Source information START
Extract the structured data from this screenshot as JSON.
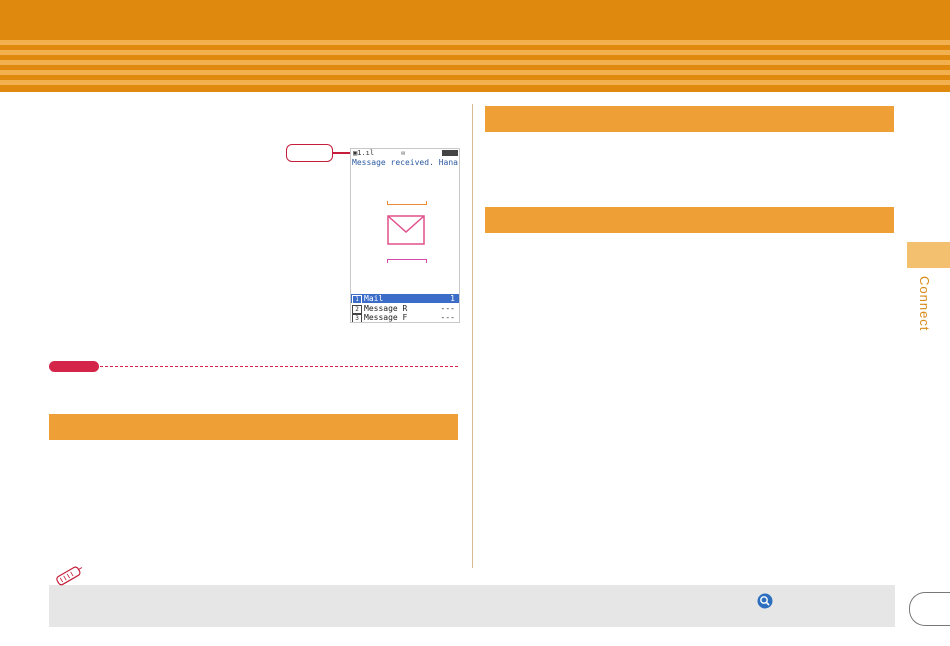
{
  "phone_screen": {
    "status_antenna": "▣1.ıl",
    "notification": "Message received. Hanako",
    "menu": [
      {
        "num": "1",
        "label": "Mail",
        "count": "1",
        "selected": true
      },
      {
        "num": "2",
        "label": "Message R",
        "count": "---",
        "selected": false
      },
      {
        "num": "3",
        "label": "Message F",
        "count": "---",
        "selected": false
      }
    ]
  },
  "side_tab": {
    "label": "Connect"
  },
  "colors": {
    "header": "#e0890f",
    "section_bar": "#ee9f35",
    "accent_red": "#d4244a",
    "side_tab": "#f2c06e",
    "footer_box": "#e6e6e6"
  },
  "icons": {
    "memo": "memo-pen-icon",
    "magnifier": "magnifier-icon",
    "envelope": "envelope-icon"
  }
}
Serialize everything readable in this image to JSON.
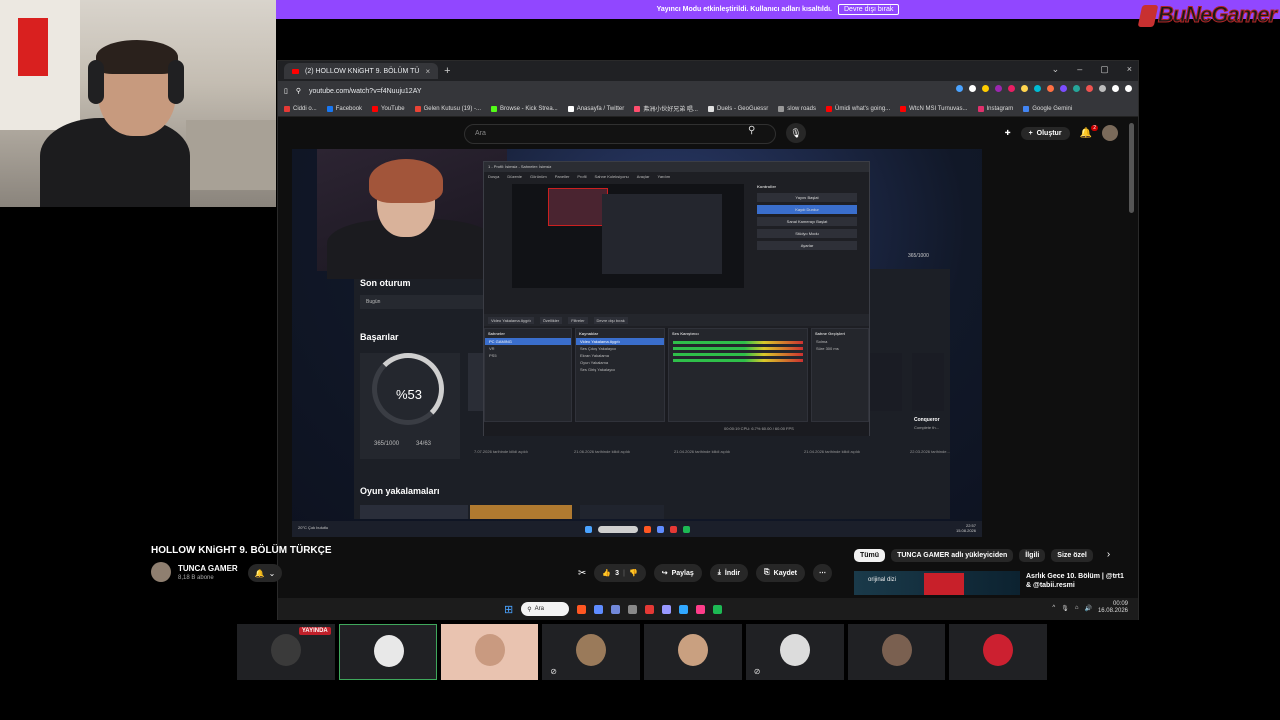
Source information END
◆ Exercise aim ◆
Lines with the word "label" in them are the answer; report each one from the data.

◆ Response area ◆
        "label": "Mail",
        "label": "Message R",
        "label": "Message F",
    "label": "Connect"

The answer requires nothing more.